Amazingly, in the first decade of the 21st century, US soccer might be making the exact same mistake.
This article doesn't surprise me. But it lacks context.
Youth sports as a whole are segregated. White parents don't like playing non-white teams of any color. You can find the same arguments in the Southwest and California. Teams from the Valley are not running to East LA for games.
These excuses hold true for all sports. They hate playing non-white teams in other sports as well.
In Boston, the kids kicking their asses are Cape Verdean and Brazilian, not American blacks.
Baseball has the same problems, with shrinking leagues in black and latino areas, despite their numbers in major league baseball.
What the reporter missed is the totally dominant influence that schools have in soccer development. John Kerry played for Yale at a time when Americans had no idea soccer existed. So even if black kids don't play in the numerous little leagues, and that's really more about location than pure racism, they can be reached in school.
Soccer isn't like cricket for a very simple reason: immigration. Soccer is a black, brown and white story, not just black and white. Latin American immigrants bring their game with them and they play it. Every Sunday, you can see Mexicans with Club America jerseys, Brazilians with Brazil jerseys and Irish with their national team jersey playing soccer in various parks.
Kids don't play soccer in the ghetto because they don't know about soccer. There aren't many soccer fields available to them while basketball courts are every few blocks.
But remember, the US national team labors in obscurity. The fact that Tim Howard plays for Manchester United was a 60 Minutes story, which somehow neglected to mention he was black. Freddy Adu gets some coverage, and SI did a take out story on DaMarcus Beasley and pointed out the US could field a an all black side. The reason they're playing international soccer is largely because of college programs. A scholarship is a scholarship. Remember, many of the US's games are shown either on the Spanish language telemundo or on tape delay on ESPN 2. Only when something happens do they get notice. No one is sweating the US coach's dating habits.
And there is a lot of hostility in the sports media to soccer. SI is breaking that down, but you still have cretins like Jim Rome sneering at soccer. I know a few New York bars he should be dropped into. But he really deserves to be dropped into West Belfast with a Rangers shirt and SAS beret. But that's me.

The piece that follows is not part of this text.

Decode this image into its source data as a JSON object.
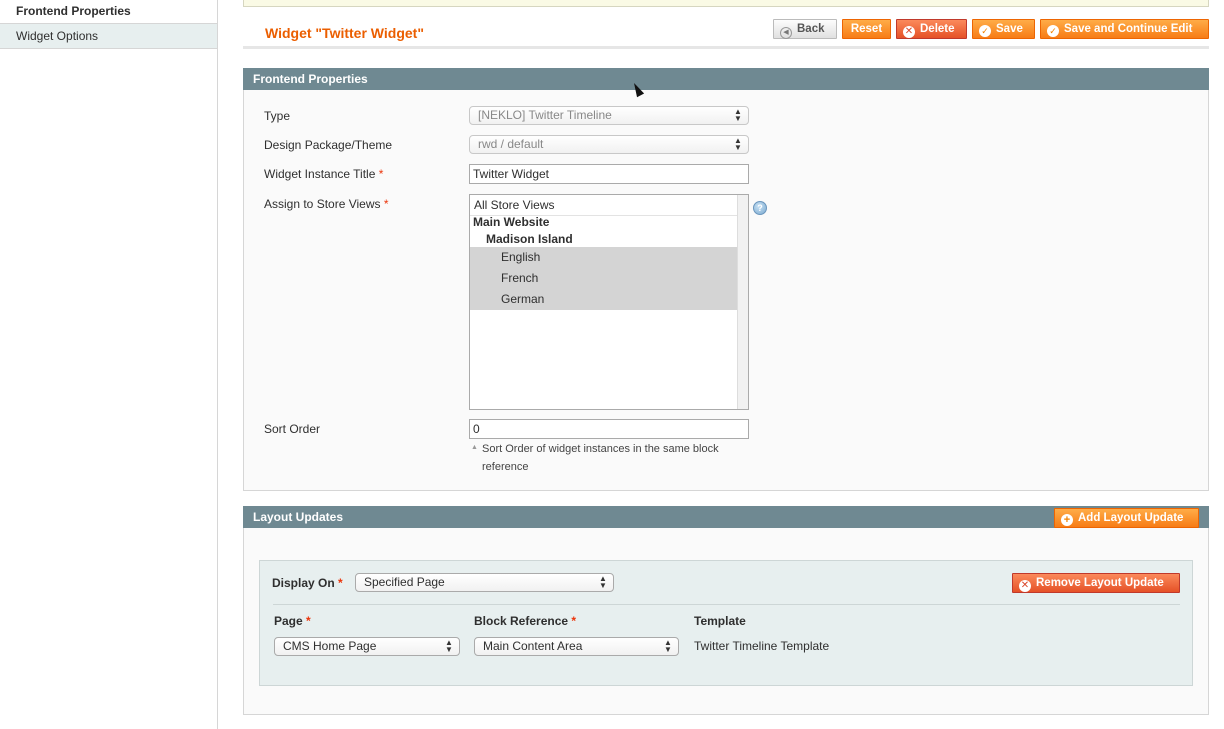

Kids see NBA stars everywhere, they see NFL stars everywhere. They don't see soccer everywhere, they don't see the national team everywhere. There isn't a schoolchild in Europe, not just the UK, which couldn't tell you Michael Owen wears 10 and is a forward and David Beckham is the England team captain and wears 7. In the US, a second generation of players, some very talented, are just getting some notice.
When black parents find that soccer can lead to the same success as basketball, but without the corruption, they will encourage their kids to play it, especially their daughters. Remember, there are a lot of fast, quick kids who are too short to play basketball. Instead of wasting years in basketball programs, soccer will become their alternative. Because a scholarship is a scholarship.
posted by Steve @ 10:04:00 AM